● **WORK ITEM**
Search the entries below for the word "EditOrderDetail" and copy every line where it appears.

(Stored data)
┌──

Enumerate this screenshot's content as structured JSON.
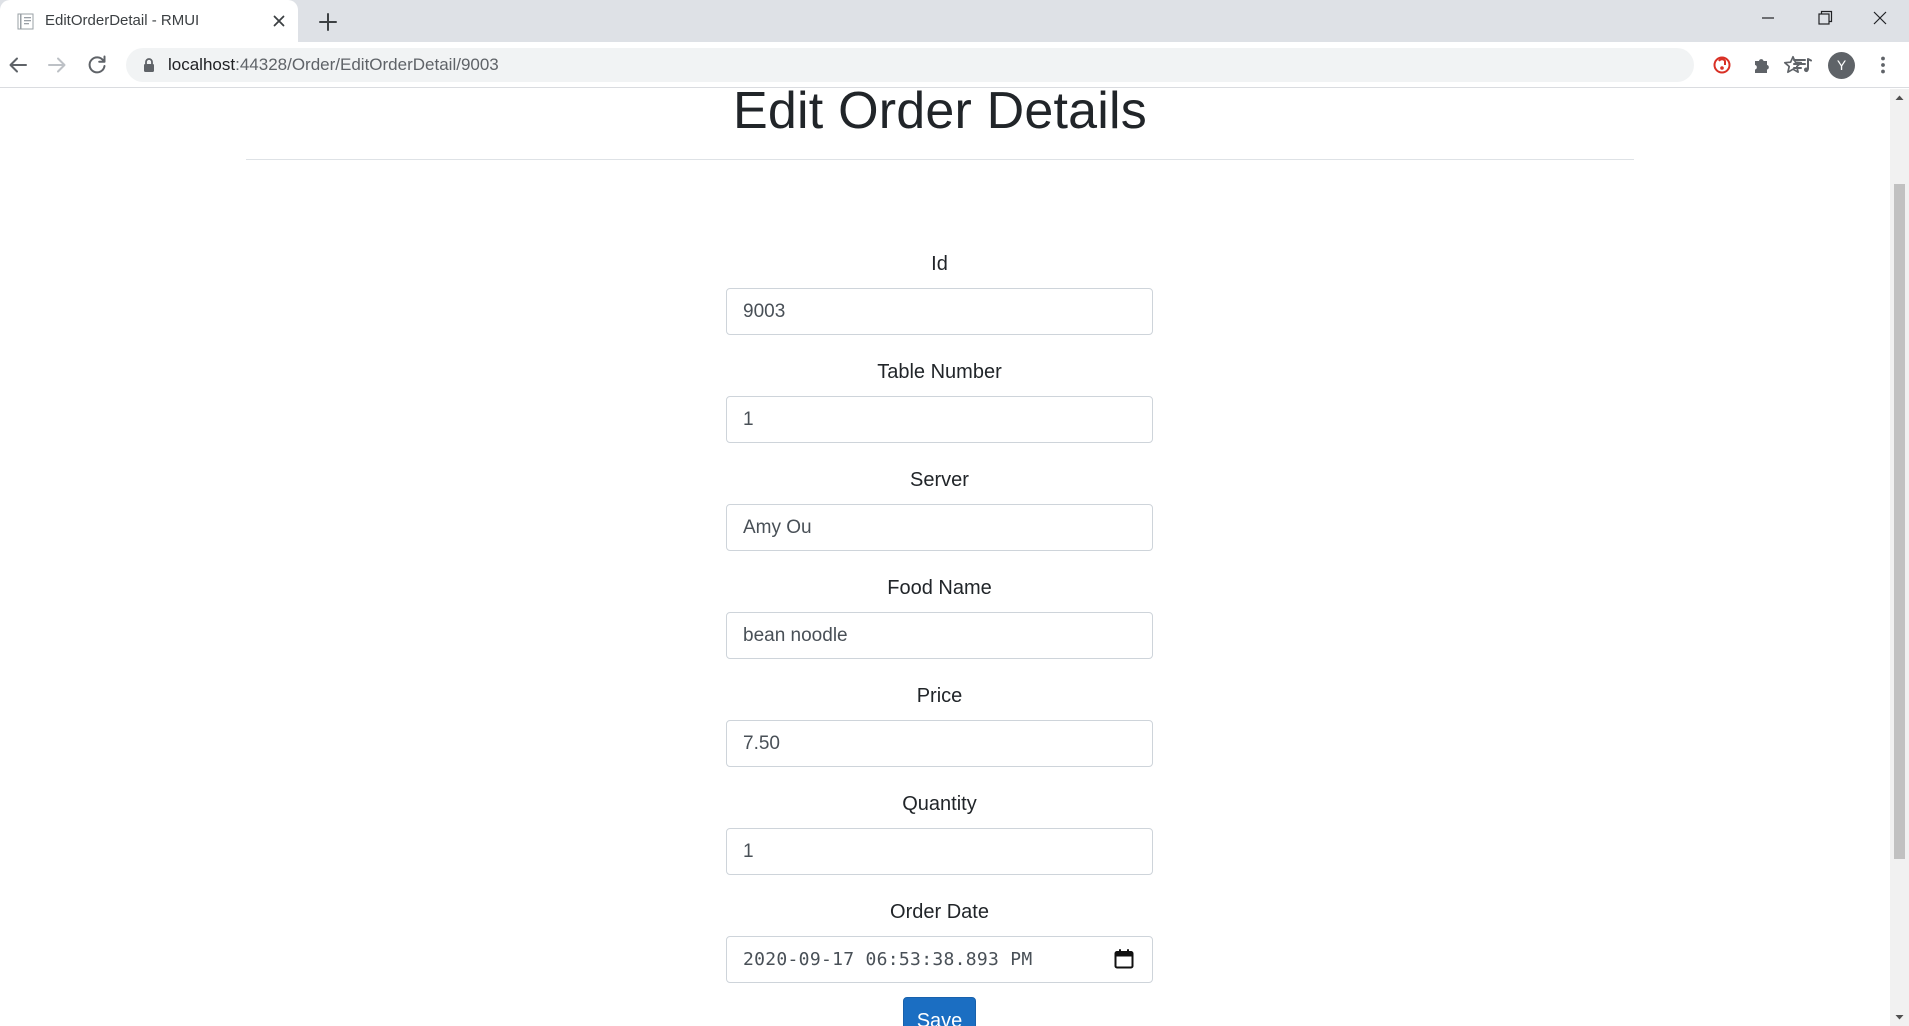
{
  "browser": {
    "tab_title": "EditOrderDetail - RMUI",
    "url_host": "localhost",
    "url_rest": ":44328/Order/EditOrderDetail/9003",
    "profile_initial": "Y"
  },
  "page": {
    "title": "Edit Order Details",
    "fields": [
      {
        "label": "Id",
        "value": "9003"
      },
      {
        "label": "Table Number",
        "value": "1"
      },
      {
        "label": "Server",
        "value": "Amy Ou"
      },
      {
        "label": "Food Name",
        "value": "bean noodle"
      },
      {
        "label": "Price",
        "value": "7.50"
      },
      {
        "label": "Quantity",
        "value": "1"
      },
      {
        "label": "Order Date",
        "value": "2020-09-17 06:53:38.893 PM"
      }
    ],
    "save_label": "Save"
  },
  "colors": {
    "primary_button": "#1b6ec2",
    "input_border": "#ced4da",
    "tabstrip": "#dee1e6"
  },
  "icons": [
    "page-favicon-icon",
    "close-icon",
    "plus-icon",
    "minimize-icon",
    "restore-icon",
    "window-close-icon",
    "back-arrow-icon",
    "forward-arrow-icon",
    "reload-icon",
    "lock-icon",
    "star-icon",
    "extension-icon",
    "puzzle-icon",
    "media-control-icon",
    "more-vert-icon",
    "calendar-icon"
  ]
}
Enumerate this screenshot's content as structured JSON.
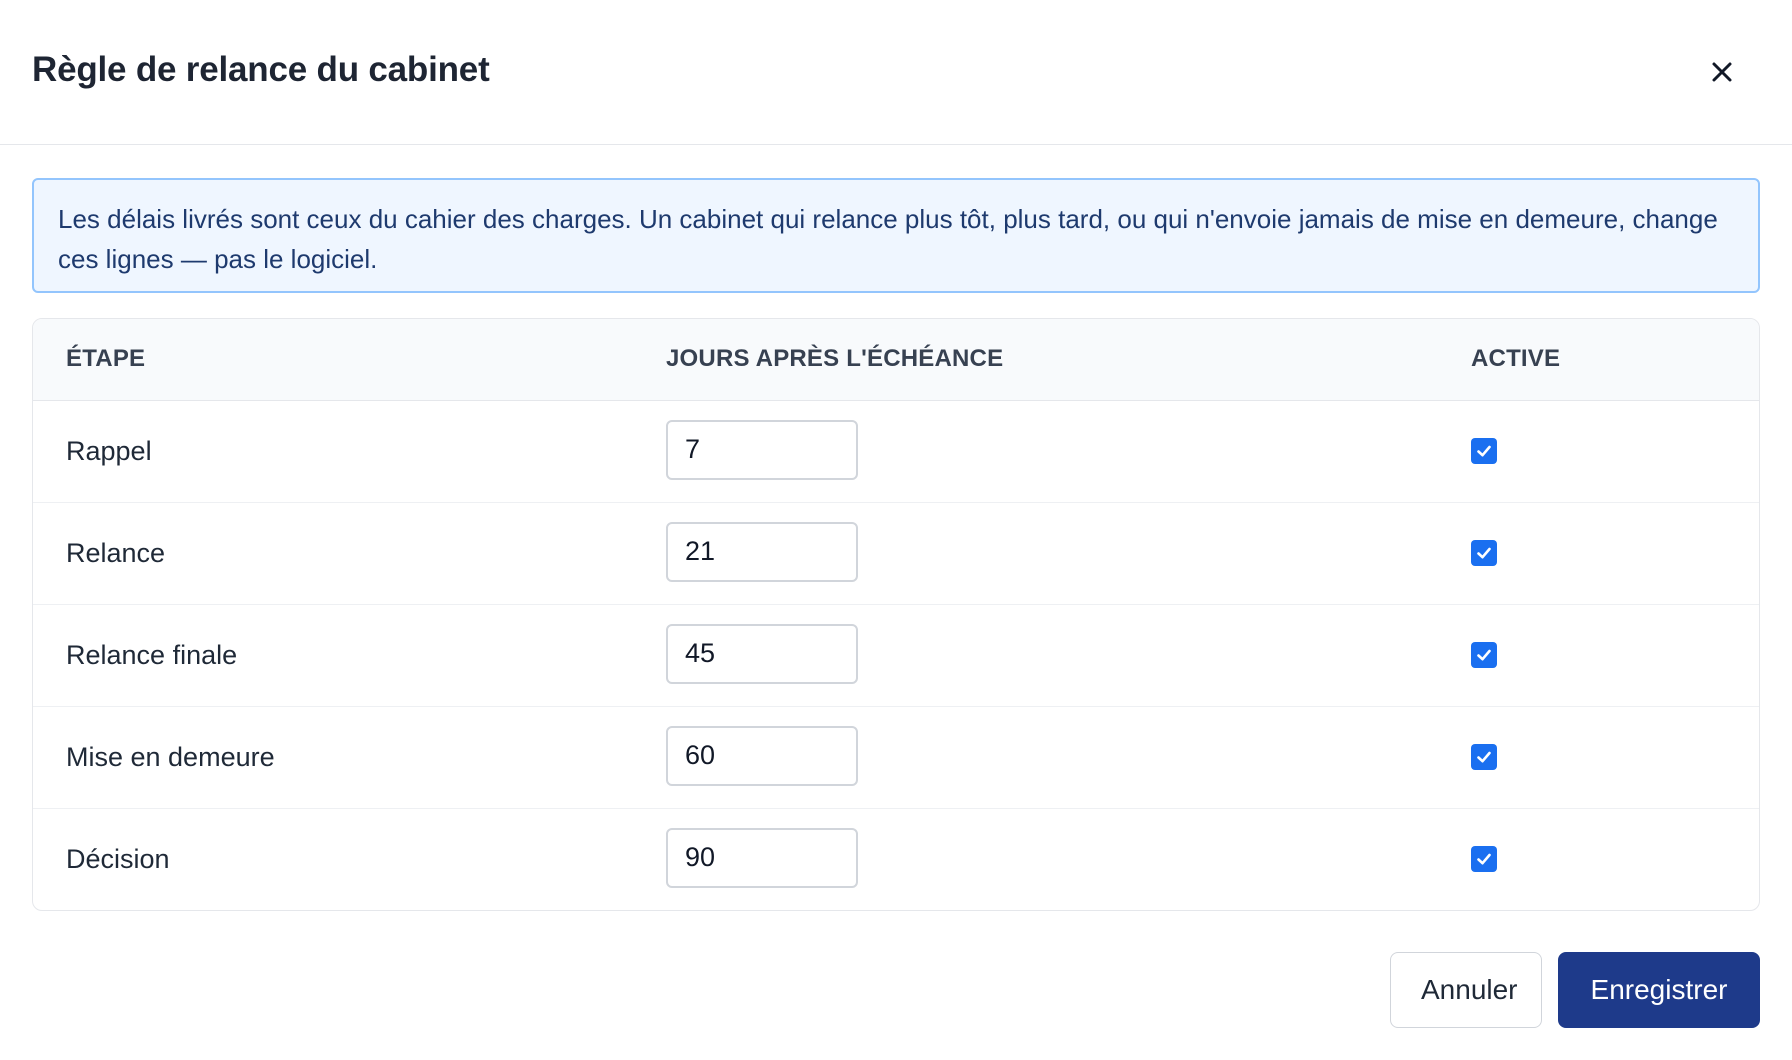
{
  "dialog": {
    "title": "Règle de relance du cabinet",
    "close_icon": "close-icon"
  },
  "info": {
    "text": "Les délais livrés sont ceux du cahier des charges. Un cabinet qui relance plus tôt, plus tard, ou qui n'envoie jamais de mise en demeure, change ces lignes — pas le logiciel."
  },
  "table": {
    "headers": {
      "step": "ÉTAPE",
      "days": "JOURS APRÈS L'ÉCHÉANCE",
      "active": "ACTIVE"
    },
    "rows": [
      {
        "step": "Rappel",
        "days": "7",
        "active": true
      },
      {
        "step": "Relance",
        "days": "21",
        "active": true
      },
      {
        "step": "Relance finale",
        "days": "45",
        "active": true
      },
      {
        "step": "Mise en demeure",
        "days": "60",
        "active": true
      },
      {
        "step": "Décision",
        "days": "90",
        "active": true
      }
    ]
  },
  "footer": {
    "cancel_label": "Annuler",
    "save_label": "Enregistrer"
  },
  "colors": {
    "primary": "#1e3a8a",
    "checkbox": "#1a6ff0",
    "info_bg": "#eff6ff",
    "info_border": "#93c5fd"
  }
}
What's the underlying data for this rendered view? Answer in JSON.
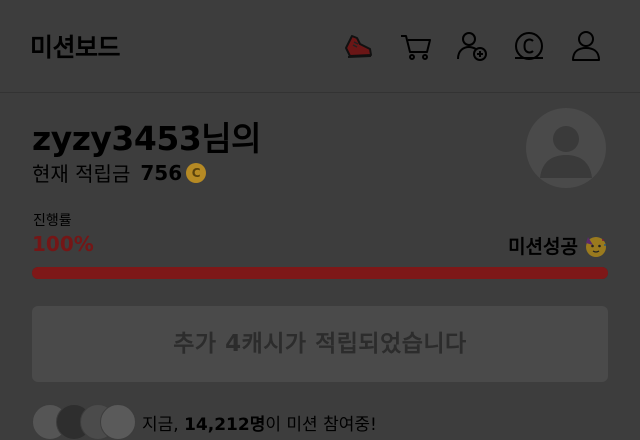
{
  "header": {
    "title": "미션보드",
    "icons": [
      "sneaker-icon",
      "cart-icon",
      "add-friend-icon",
      "cash-icon",
      "user-icon"
    ]
  },
  "profile": {
    "username": "zyzy3453님의",
    "points_label": "현재 적립금",
    "points_value": "756",
    "coin_symbol": "C"
  },
  "progress": {
    "label": "진행률",
    "value_text": "100%",
    "fraction": 1.0,
    "status": "미션성공"
  },
  "reward": {
    "message": "추가 4캐시가 적립되었습니다"
  },
  "participants": {
    "prefix": "지금,",
    "count": "14,212명",
    "suffix": "이 미션 참여중!"
  },
  "colors": {
    "accent": "#7e1818",
    "dim_overlay": "#3d3d3d"
  }
}
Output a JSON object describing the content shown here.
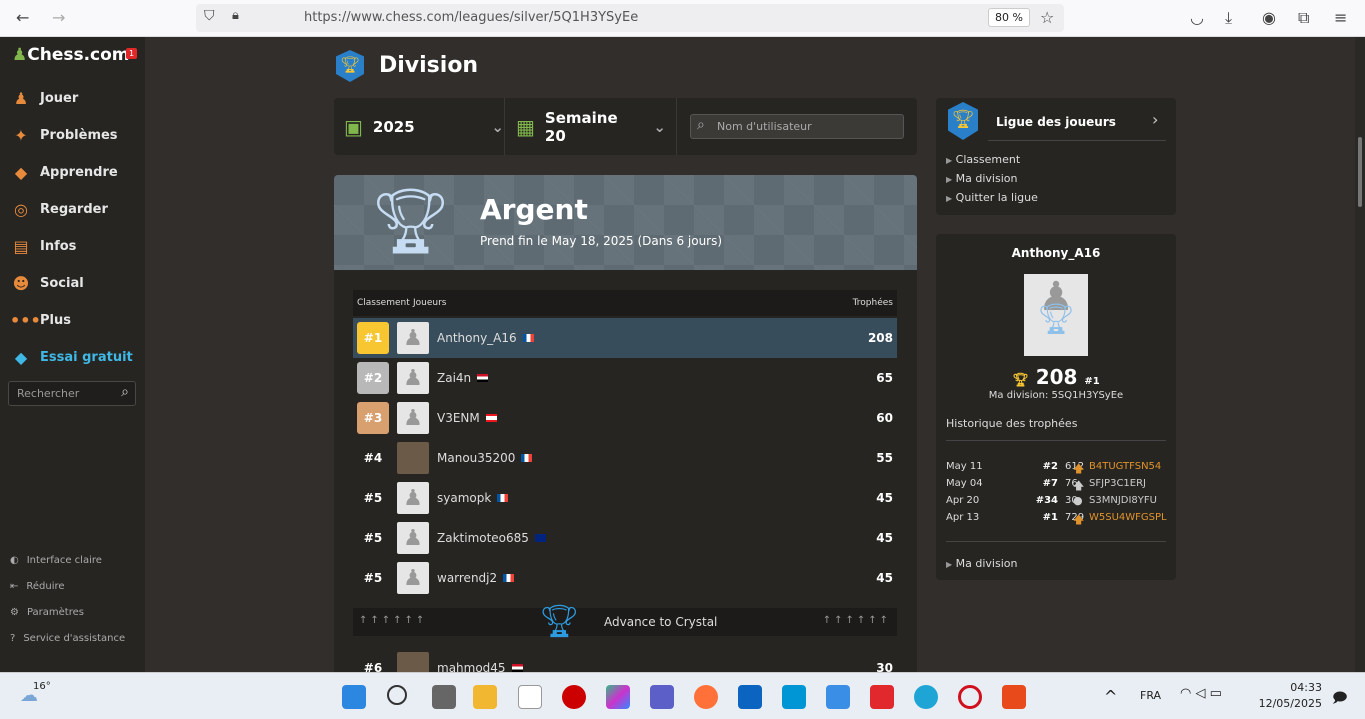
{
  "browser": {
    "url": "https://www.chess.com/leagues/silver/5Q1H3YSyEe",
    "zoom": "80 %"
  },
  "sidebar": {
    "logo": "Chess.com",
    "notif": "1",
    "items": [
      {
        "label": "Jouer",
        "icon": "♟"
      },
      {
        "label": "Problèmes",
        "icon": "✦"
      },
      {
        "label": "Apprendre",
        "icon": "◆"
      },
      {
        "label": "Regarder",
        "icon": "◎"
      },
      {
        "label": "Infos",
        "icon": "▤"
      },
      {
        "label": "Social",
        "icon": "☻"
      },
      {
        "label": "Plus",
        "icon": "•••"
      },
      {
        "label": "Essai gratuit",
        "icon": "◆"
      }
    ],
    "search": "Rechercher",
    "footer": [
      "Interface claire",
      "Réduire",
      "Paramètres",
      "Service d'assistance"
    ]
  },
  "page": {
    "title": "Division",
    "year": "2025",
    "week": "Semaine 20",
    "username_placeholder": "Nom d'utilisateur"
  },
  "banner": {
    "league": "Argent",
    "ends": "Prend fin le May 18, 2025 (Dans 6 jours)"
  },
  "table": {
    "headers": {
      "rank": "Classement",
      "players": "Joueurs",
      "trophies": "Trophées"
    },
    "rows": [
      {
        "rank": "#1",
        "name": "Anthony_A16",
        "trophies": "208",
        "medal": "#f7c631",
        "flag": "fr"
      },
      {
        "rank": "#2",
        "name": "Zai4n",
        "trophies": "65",
        "medal": "#b8b8b8",
        "flag": "eg"
      },
      {
        "rank": "#3",
        "name": "V3ENM",
        "trophies": "60",
        "medal": "#d89f6f",
        "flag": "lb"
      },
      {
        "rank": "#4",
        "name": "Manou35200",
        "trophies": "55",
        "flag": "fr",
        "photo": true
      },
      {
        "rank": "#5",
        "name": "syamopk",
        "trophies": "45",
        "flag": "fr"
      },
      {
        "rank": "#5",
        "name": "Zaktimoteo685",
        "trophies": "45",
        "flag": "au"
      },
      {
        "rank": "#5",
        "name": "warrendj2",
        "trophies": "45",
        "flag": "fr"
      }
    ],
    "advance": "Advance to Crystal",
    "below": [
      {
        "rank": "#6",
        "name": "mahmod45",
        "trophies": "30",
        "flag": "eg",
        "photo": true
      }
    ]
  },
  "league_panel": {
    "title": "Ligue des joueurs",
    "links": [
      "Classement",
      "Ma division",
      "Quitter la ligue"
    ]
  },
  "profile": {
    "name": "Anthony_A16",
    "trophies": "208",
    "rank": "#1",
    "division": "Ma division: 5SQ1H3YSyEe",
    "history_title": "Historique des trophées",
    "history": [
      {
        "date": "May 11",
        "rank": "#2",
        "score": "612",
        "code": "B4TUGTFSN54",
        "dir": "up",
        "color": "#e0932a"
      },
      {
        "date": "May 04",
        "rank": "#7",
        "score": "76",
        "code": "SFJP3C1ERJ",
        "dir": "up",
        "color": "#cccccc"
      },
      {
        "date": "Apr 20",
        "rank": "#34",
        "score": "30",
        "code": "S3MNJDI8YFU",
        "dir": "same",
        "color": "#cccccc"
      },
      {
        "date": "Apr 13",
        "rank": "#1",
        "score": "729",
        "code": "W5SU4WFGSPL",
        "dir": "up",
        "color": "#e0932a"
      }
    ],
    "link": "Ma division"
  },
  "taskbar": {
    "temp": "16°",
    "lang": "FRA",
    "time": "04:33",
    "date": "12/05/2025"
  }
}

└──

● **EXERCISE SOLUTION**
    "tab_title": "EditOrderDetail - RMUI",
    "url_rest": ":44328/Order/EditOrderDetail/9003",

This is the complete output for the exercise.